Task description
The only acceptable output is every entry, printed exactly.
Segment Open
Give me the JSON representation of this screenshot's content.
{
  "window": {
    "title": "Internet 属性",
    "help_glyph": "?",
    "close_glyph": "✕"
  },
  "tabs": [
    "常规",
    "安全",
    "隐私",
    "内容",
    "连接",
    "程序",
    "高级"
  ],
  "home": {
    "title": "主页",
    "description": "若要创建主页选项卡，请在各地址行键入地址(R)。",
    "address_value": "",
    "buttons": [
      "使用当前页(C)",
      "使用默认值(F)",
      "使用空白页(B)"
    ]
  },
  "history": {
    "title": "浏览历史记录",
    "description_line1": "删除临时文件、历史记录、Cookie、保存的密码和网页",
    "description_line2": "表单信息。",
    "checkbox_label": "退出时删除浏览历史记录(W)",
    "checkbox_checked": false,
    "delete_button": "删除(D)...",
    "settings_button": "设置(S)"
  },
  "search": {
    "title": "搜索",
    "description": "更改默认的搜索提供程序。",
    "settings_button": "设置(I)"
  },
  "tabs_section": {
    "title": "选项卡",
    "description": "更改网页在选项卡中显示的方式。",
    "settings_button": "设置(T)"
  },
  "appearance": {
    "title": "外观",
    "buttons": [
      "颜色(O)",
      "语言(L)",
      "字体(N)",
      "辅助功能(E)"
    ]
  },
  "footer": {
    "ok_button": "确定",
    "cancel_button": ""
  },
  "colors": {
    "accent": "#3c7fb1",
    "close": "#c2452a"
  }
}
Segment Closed
Worked solution
Give me the JSON representation of this screenshot's content.
{
  "window": {
    "title": "Internet 属性",
    "help_glyph": "?",
    "close_glyph": "✕"
  },
  "tabs": [
    "常规",
    "安全",
    "隐私",
    "内容",
    "连接",
    "程序",
    "高级"
  ],
  "home": {
    "title": "主页",
    "description": "若要创建主页选项卡，请在各地址行键入地址(R)。",
    "address_value": "",
    "buttons": [
      "使用当前页(C)",
      "使用默认值(F)",
      "使用空白页(B)"
    ]
  },
  "history": {
    "title": "浏览历史记录",
    "description_line1": "删除临时文件、历史记录、Cookie、保存的密码和网页",
    "description_line2": "表单信息。",
    "checkbox_label": "退出时删除浏览历史记录(W)",
    "checkbox_checked": false,
    "delete_button": "删除(D)...",
    "settings_button": "设置(S)"
  },
  "search": {
    "title": "搜索",
    "description": "更改默认的搜索提供程序。",
    "settings_button": "设置(I)"
  },
  "tabs_section": {
    "title": "选项卡",
    "description": "更改网页在选项卡中显示的方式。",
    "settings_button": "设置(T)"
  },
  "appearance": {
    "title": "外观",
    "buttons": [
      "颜色(O)",
      "语言(L)",
      "字体(N)",
      "辅助功能(E)"
    ]
  },
  "footer": {
    "ok_button": "确定",
    "cancel_button": ""
  },
  "colors": {
    "accent": "#3c7fb1",
    "close": "#c2452a"
  }
}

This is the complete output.